What to work on: Copy, in full, each line of the material that holds the word "tier".

___

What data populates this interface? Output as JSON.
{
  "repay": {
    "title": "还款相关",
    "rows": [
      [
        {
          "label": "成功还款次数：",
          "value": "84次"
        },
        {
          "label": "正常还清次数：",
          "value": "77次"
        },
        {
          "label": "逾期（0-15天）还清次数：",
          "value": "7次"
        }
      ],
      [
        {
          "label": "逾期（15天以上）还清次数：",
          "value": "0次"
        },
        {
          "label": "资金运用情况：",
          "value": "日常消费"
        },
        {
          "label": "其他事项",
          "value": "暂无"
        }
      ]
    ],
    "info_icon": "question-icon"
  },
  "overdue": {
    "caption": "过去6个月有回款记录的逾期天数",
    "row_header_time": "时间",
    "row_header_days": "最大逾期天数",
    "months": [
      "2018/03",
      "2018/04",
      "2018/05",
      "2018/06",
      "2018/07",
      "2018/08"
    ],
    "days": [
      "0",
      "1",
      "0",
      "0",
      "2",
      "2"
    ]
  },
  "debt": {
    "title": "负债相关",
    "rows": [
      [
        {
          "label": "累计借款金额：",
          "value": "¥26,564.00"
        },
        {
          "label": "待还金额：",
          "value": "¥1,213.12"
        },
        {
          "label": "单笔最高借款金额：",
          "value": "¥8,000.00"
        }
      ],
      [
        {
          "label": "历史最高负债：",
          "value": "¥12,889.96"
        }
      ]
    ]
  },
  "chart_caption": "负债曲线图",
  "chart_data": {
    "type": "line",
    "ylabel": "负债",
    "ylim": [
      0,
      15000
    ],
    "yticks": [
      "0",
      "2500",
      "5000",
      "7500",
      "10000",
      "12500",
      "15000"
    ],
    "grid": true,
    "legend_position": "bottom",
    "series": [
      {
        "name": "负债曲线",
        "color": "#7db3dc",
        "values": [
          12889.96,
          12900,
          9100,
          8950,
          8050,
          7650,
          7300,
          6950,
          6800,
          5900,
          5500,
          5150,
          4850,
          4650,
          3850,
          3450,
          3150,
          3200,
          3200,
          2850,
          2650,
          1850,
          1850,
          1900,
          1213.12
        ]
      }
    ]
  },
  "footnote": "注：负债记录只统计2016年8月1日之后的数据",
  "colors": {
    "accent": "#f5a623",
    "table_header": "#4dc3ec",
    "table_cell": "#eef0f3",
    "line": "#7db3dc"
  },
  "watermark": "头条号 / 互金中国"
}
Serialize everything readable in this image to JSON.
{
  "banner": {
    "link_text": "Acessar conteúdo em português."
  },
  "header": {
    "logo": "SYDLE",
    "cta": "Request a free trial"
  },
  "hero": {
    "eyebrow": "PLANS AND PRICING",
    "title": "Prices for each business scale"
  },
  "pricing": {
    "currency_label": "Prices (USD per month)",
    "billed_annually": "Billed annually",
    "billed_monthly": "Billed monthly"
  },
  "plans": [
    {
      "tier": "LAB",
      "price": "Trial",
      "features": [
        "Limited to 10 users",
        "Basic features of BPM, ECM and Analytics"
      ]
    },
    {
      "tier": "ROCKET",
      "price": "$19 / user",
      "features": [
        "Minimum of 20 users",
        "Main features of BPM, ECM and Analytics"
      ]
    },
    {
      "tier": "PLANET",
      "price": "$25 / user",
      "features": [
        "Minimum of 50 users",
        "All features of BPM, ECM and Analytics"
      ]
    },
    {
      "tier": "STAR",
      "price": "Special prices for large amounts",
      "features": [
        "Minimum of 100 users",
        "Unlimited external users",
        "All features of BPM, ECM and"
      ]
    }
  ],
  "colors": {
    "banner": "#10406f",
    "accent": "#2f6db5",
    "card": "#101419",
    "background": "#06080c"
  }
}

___

Solution to this exercise:
      "tier": "LAB",
      "tier": "ROCKET",
      "tier": "PLANET",
      "tier": "STAR",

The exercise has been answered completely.